With no space at the leopard rescue centre inside the Sanjay Gandhi National Park (SGNP), the forest department has released three leopards kept in captivity for more than a month. The environment ministry’s guidelines on leopard-human conflict management, however, state that if an animal has been kept in captivity for more than a month, it should not be released back into the
Since November 2012, The territorial division of the forest department had captured four leopards from Maroshi Pada, one from Khambyacha Pada and one from Adarsh Nagar, Aarey Colony. While two are still in captivity, one is in a rescue centre and the rest have been released in the Tulsi range of the park.
The guidelines were brought by the ministry of environment and forests in April 2011 as a primer for citizens and forest officials to deal with man-animal conflict, leopard trappings, leopard translocation and release. According to senior forest officials, the animals had to be released, as the rescue centre had no space. “The guidelines are not mandatory. As we were facing space crunch, keeping the animals in cages after they were treated for injuries seemed inappropriate,” said GT Chavan, deputy conservator of forests, Mumbai range.
“Presently, one of the two leopards in captivity is old and has a broken tooth while the other one, Bindu, has been captured thrice.

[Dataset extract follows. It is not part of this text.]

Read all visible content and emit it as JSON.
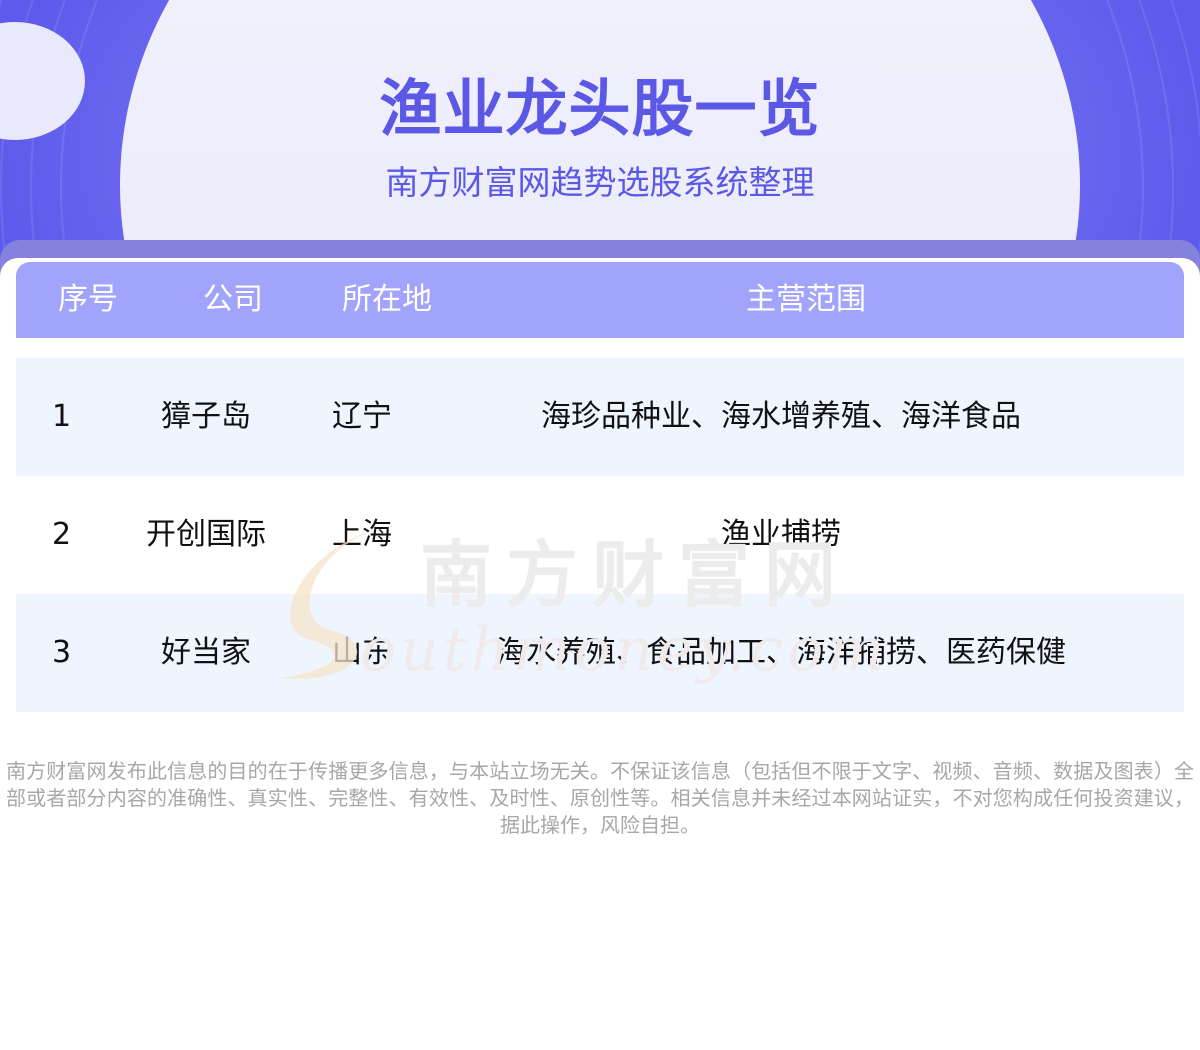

We are yet to decide on Bindu’s release,” said Sunil Limaye, director, SGNP.
As the trapped leopards were housed in trap cages for over two months, the territorial division of the forest department also faced a shortage of trap cages.
According to sources from the forest department, all four cages were used to house the trapped leopards. “We had to repair two old rickety cages and order one from the Shahpur division,” said a forest official, requesting anonymity.
Experts said that keeping leopards in temporary captivity works only if they are away from human contact.
“If leopards are in captivity for long, there should be minimal human contact and the cages should be clean,” said Vidya Athreya, wildlife biologist, centre for wildlife studies, Bangalore.